=== WHAT IS BEING ASKED ===
Pull every line containing "icon" out of the material below.

=== DATASET ===
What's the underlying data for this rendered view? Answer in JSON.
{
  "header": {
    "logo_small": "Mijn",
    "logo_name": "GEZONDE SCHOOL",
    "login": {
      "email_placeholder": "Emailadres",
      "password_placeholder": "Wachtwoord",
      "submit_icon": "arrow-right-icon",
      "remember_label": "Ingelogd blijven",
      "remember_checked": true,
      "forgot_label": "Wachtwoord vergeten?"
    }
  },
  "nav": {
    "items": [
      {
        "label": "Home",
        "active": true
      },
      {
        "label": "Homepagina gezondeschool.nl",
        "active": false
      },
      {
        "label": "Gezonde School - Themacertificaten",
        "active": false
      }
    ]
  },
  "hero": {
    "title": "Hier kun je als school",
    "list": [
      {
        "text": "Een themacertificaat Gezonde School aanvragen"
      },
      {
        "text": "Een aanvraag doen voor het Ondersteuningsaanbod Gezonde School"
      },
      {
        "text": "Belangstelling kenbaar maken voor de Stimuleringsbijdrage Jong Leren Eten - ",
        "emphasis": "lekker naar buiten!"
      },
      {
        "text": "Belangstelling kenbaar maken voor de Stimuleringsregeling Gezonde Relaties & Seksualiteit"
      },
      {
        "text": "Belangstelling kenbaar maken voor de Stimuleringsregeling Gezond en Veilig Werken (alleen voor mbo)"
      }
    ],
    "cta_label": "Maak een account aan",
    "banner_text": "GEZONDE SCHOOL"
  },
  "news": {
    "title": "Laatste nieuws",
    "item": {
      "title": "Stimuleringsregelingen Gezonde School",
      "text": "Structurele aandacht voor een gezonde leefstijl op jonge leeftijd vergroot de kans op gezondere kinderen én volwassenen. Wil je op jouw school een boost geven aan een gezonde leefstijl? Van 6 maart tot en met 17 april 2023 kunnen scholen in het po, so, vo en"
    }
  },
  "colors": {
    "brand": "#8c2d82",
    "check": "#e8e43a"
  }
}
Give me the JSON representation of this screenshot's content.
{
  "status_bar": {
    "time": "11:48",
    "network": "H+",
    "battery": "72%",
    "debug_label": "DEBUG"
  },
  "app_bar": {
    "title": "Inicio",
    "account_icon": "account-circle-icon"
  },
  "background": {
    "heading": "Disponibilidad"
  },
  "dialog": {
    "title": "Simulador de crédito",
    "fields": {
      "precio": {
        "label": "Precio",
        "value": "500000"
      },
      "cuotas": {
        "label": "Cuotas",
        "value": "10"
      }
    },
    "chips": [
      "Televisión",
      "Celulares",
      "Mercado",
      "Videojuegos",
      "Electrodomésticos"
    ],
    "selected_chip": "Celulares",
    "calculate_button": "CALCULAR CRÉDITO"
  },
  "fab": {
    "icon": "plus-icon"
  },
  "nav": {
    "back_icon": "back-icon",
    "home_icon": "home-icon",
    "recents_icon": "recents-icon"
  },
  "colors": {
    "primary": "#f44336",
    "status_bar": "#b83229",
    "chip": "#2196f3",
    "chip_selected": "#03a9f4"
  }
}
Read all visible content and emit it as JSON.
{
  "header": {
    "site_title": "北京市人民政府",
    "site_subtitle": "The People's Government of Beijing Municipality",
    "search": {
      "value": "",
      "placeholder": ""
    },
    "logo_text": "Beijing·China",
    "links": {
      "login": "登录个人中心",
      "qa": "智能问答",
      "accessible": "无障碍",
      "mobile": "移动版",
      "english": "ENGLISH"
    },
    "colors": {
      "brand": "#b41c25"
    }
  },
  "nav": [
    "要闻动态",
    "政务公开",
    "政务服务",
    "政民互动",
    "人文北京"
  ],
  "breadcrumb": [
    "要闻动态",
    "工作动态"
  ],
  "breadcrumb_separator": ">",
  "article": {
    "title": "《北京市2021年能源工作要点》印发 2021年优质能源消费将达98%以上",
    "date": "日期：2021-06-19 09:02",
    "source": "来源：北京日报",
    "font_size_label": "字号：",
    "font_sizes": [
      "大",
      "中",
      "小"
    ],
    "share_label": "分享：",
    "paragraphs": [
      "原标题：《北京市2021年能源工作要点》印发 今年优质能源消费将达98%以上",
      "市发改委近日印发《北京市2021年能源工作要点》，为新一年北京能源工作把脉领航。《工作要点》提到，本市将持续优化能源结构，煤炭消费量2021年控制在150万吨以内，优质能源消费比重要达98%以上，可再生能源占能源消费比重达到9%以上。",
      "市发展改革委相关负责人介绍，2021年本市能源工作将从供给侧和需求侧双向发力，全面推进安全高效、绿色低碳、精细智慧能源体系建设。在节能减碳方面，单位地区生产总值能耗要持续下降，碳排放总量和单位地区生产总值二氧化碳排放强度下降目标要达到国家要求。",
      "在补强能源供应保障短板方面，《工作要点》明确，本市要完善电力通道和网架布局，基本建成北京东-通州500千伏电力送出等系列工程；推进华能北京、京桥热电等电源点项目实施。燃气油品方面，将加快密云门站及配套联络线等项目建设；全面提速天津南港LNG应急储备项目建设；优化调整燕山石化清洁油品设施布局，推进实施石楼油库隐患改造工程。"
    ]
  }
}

=== RESULT OF THIS EXERCISE ===
      "submit_icon": "arrow-right-icon",
    "account_icon": "account-circle-icon"
    "icon": "plus-icon"
    "back_icon": "back-icon",
    "home_icon": "home-icon",
    "recents_icon": "recents-icon"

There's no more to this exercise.